California teacher challenges educators

Calif. teacher says aim is to end poverty

A high school teacher from Oakland, Calif., challenged Louisiana educators Friday to tackle racism, poverty and stress if they want to reach their students.

“The purpose of education is not to escape poverty,” Jeff Duncan-Adrade said. “The purpose of education is to end it.”

Duncan-Andrade was the keynote speaker for the Sixth annual meeting of the Louisiana Association of Public Charter Schools.

Charter schools are public schools run by non-governmental boards.

They are supposed to offer innovative alternatives to traditional public schools.

The state has about 110 charter schools serving roughly 50,000 students.

About 80 percent are in New Orleans, and those schools are a key part of the city’s bid to upgrade its long-troubled public school system after it was largely toppled by Hurricane Katrina.

Duncan-Andrade said students in low-income areas in east Oakland and elsewhere are often plagued by what amounts to a form of post traumatic stress disorder, sparked by a wide range of social ills, including violence.
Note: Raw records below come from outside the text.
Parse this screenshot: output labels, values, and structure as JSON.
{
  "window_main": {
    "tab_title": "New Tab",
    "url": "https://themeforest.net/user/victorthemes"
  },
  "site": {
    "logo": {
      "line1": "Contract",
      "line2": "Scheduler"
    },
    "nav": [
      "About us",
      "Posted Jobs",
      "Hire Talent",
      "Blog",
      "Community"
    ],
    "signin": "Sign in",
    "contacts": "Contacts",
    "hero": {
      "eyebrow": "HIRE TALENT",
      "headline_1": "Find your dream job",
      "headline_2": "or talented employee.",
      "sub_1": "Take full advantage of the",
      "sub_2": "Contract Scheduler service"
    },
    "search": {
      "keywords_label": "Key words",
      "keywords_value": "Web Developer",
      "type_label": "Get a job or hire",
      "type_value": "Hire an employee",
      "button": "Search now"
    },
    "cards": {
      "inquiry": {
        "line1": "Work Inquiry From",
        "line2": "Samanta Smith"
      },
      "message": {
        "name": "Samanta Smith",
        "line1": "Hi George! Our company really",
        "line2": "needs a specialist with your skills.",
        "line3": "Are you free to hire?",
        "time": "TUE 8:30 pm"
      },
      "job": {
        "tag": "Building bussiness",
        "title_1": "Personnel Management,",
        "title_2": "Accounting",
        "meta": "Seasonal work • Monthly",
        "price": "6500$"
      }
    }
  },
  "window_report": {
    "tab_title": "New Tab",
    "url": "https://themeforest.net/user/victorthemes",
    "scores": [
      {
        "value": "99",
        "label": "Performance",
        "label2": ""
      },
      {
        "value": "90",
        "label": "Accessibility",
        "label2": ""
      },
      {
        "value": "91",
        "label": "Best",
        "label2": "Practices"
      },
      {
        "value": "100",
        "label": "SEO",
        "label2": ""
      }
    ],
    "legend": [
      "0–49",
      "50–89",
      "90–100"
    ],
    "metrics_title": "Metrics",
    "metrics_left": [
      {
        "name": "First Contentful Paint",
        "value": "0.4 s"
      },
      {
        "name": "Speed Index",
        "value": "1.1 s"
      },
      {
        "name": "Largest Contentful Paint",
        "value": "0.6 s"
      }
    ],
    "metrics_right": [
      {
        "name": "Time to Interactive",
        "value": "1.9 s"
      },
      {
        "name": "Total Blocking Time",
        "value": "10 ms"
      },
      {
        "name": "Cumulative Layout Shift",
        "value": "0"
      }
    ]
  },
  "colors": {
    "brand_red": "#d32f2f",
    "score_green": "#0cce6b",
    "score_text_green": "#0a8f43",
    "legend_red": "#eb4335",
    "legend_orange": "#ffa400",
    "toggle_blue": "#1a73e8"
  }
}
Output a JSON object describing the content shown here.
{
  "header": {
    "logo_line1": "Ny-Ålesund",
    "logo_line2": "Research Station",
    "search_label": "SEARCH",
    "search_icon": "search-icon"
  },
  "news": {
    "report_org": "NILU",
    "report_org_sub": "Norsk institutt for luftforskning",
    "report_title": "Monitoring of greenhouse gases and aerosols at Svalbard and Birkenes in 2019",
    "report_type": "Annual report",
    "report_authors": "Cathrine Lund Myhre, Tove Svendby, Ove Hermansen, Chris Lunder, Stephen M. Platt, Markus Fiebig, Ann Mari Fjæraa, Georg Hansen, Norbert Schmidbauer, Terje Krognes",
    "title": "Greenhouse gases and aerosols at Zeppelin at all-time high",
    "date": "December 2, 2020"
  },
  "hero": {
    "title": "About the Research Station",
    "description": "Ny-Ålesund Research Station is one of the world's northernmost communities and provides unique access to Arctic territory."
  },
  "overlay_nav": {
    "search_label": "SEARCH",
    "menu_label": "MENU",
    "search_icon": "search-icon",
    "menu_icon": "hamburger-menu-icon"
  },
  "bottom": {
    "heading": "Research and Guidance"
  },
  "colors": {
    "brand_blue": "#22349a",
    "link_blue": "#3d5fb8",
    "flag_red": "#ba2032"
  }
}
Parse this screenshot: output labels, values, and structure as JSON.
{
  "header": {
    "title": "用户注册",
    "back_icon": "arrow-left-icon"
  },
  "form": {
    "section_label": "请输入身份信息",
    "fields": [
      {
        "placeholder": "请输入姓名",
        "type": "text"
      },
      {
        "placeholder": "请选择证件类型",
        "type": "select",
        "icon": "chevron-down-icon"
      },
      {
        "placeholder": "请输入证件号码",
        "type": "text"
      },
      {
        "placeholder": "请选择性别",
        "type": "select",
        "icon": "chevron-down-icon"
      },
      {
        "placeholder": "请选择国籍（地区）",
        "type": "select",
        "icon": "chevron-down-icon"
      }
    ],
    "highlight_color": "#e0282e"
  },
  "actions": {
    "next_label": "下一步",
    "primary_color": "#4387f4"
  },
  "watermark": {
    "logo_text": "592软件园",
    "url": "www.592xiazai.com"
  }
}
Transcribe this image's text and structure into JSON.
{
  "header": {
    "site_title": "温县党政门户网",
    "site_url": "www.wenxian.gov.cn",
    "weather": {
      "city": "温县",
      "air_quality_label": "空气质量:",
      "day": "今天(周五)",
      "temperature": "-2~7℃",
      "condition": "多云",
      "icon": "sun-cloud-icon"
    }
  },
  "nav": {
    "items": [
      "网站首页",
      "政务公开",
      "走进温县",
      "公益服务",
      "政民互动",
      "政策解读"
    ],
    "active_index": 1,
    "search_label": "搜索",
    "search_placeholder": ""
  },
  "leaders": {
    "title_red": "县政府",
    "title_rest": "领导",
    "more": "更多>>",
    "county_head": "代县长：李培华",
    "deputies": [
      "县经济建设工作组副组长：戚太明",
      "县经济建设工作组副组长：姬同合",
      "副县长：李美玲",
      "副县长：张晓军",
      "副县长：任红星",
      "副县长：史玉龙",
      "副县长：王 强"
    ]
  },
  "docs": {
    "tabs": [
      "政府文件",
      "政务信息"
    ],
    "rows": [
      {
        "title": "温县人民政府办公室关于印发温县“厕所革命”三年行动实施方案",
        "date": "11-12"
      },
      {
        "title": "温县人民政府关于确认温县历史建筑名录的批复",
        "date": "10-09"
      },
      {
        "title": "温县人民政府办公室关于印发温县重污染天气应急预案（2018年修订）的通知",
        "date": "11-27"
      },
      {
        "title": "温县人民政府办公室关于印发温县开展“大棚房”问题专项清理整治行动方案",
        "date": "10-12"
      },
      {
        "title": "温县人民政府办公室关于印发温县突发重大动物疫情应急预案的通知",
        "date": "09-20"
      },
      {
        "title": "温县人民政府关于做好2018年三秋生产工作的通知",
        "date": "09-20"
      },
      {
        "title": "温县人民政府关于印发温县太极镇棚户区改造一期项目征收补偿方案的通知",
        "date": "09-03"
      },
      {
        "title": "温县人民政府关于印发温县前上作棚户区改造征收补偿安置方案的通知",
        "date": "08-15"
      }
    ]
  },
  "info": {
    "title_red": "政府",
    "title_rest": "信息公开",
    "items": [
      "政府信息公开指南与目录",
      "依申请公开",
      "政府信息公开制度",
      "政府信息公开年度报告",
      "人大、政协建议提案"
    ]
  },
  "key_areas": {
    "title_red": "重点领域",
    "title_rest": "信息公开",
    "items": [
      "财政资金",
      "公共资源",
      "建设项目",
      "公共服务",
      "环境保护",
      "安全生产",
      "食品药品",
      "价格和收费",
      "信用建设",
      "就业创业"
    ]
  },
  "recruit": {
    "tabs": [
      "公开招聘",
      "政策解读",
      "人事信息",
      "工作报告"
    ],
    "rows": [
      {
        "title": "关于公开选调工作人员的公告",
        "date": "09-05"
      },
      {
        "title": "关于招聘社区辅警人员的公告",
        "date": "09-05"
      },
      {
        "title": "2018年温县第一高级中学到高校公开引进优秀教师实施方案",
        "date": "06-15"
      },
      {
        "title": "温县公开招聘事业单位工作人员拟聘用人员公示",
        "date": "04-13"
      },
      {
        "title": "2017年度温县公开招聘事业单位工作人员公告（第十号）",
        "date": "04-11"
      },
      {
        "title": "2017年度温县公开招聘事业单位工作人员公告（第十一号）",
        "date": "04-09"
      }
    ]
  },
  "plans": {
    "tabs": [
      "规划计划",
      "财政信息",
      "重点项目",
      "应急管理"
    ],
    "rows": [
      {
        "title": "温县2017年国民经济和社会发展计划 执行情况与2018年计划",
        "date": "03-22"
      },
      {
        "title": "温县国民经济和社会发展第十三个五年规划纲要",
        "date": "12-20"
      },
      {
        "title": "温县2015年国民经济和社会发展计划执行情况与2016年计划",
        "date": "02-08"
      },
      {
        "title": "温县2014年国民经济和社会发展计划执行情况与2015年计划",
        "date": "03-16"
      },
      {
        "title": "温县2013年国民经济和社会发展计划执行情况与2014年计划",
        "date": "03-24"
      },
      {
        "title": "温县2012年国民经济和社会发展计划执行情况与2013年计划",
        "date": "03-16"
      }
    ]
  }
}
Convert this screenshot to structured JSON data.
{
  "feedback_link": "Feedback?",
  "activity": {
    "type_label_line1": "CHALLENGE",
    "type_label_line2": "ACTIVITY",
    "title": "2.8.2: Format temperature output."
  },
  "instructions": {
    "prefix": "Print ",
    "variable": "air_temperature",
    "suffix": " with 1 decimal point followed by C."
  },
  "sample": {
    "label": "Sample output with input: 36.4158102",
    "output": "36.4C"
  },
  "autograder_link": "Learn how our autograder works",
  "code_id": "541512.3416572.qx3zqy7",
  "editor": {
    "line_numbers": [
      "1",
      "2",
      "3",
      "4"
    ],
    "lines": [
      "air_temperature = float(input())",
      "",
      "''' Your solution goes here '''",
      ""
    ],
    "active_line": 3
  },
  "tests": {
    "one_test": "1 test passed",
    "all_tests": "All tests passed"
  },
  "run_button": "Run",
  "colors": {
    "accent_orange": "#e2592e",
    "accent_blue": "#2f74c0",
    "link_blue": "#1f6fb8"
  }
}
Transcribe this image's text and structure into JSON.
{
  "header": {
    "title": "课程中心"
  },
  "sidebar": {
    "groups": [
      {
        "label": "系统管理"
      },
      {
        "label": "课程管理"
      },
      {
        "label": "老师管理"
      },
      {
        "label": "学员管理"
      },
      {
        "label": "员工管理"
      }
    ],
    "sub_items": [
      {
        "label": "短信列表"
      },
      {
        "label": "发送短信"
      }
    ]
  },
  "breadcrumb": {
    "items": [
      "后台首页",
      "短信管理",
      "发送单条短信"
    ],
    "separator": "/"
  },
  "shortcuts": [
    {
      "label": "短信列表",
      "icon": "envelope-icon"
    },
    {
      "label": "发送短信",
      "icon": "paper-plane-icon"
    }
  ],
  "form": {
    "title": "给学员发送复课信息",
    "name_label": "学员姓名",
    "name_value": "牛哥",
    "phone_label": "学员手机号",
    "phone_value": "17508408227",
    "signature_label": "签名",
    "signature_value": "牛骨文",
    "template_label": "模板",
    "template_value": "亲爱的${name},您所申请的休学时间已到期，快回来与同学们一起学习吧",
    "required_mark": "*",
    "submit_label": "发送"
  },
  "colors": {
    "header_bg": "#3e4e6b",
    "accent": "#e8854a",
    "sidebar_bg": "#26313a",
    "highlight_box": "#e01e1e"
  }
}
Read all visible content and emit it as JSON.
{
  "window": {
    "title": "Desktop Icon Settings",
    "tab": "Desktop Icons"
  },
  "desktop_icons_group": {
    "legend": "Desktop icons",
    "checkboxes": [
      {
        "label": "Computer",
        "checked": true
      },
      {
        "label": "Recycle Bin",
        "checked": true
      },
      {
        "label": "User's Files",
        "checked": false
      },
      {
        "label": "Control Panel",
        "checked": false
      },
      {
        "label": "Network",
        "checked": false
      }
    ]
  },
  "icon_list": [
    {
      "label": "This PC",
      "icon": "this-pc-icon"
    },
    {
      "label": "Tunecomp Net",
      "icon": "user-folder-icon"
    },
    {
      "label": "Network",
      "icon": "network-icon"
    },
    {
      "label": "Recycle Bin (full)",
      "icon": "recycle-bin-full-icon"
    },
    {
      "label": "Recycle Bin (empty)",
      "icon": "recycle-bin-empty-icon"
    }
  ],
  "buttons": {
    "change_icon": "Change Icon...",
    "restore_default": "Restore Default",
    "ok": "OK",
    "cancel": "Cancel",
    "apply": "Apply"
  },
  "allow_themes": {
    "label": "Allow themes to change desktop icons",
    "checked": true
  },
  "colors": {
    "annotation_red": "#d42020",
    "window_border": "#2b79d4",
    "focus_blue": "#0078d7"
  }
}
“If the school ain’t better than society then society ain’t going to get better,” he said during his 90-minute address.

Duncan-Andrade is also an associate professor at San Francisco State University.

He has lectured worldwide on the elements of effective teaching in schools with lots of students from poor and working class families.

Duncan-Andrade said Oakland, which has less than a half-million residents, has experienced 1,121 homicides in nine years, which is four years less than a student’s typical cycle through the school system.

He said one of his 16-year-old students was a recent murder victim but it was supposed to be business as usual at school the day after his funeral.

Yet counselors remained at Columbine High School 10 years after the 1999 shootings.

He said research shows that years of “body blow after body blow after body blow” from a wide range of social ills leads to a variety of physical ailments.

“As educators we are contributing to those toxic stressors if we are not deflecting them,” Duncan-Andrade said.

He said that, at times, educators have to meet students on their terms.

Duncan-Andrade said he could leave a crisp $100 bill in a Shakespeare book at his school “and it is pretty safe.”

But the words of slain rapper Tupac Shakur draw students 17 years after his death, he said, and Shakur was the first topic raised when he addressed high school students in New Zealand.

While teacher unions and charter school officials are often at odds Michael Walker-Jones, executive director of the Louisiana Association of Educators, was seated in the second row for the speech.

Walker-Jones said Duncan-Andrade correctly emphasized the role that poverty plays in school problems.

Caroline Roemer Shirley, president of the association, told the group while charter schools have made huge gains in recent years, and have been praised for math and reading improvements, challenges remain.

“Not all charter schools are excelling,” she said. “Not all traditional public schools are excelling.”

The day-long gathering included workshops on problems faced by charter boards, the growth of unionized charter schools and how to improve parental involvement.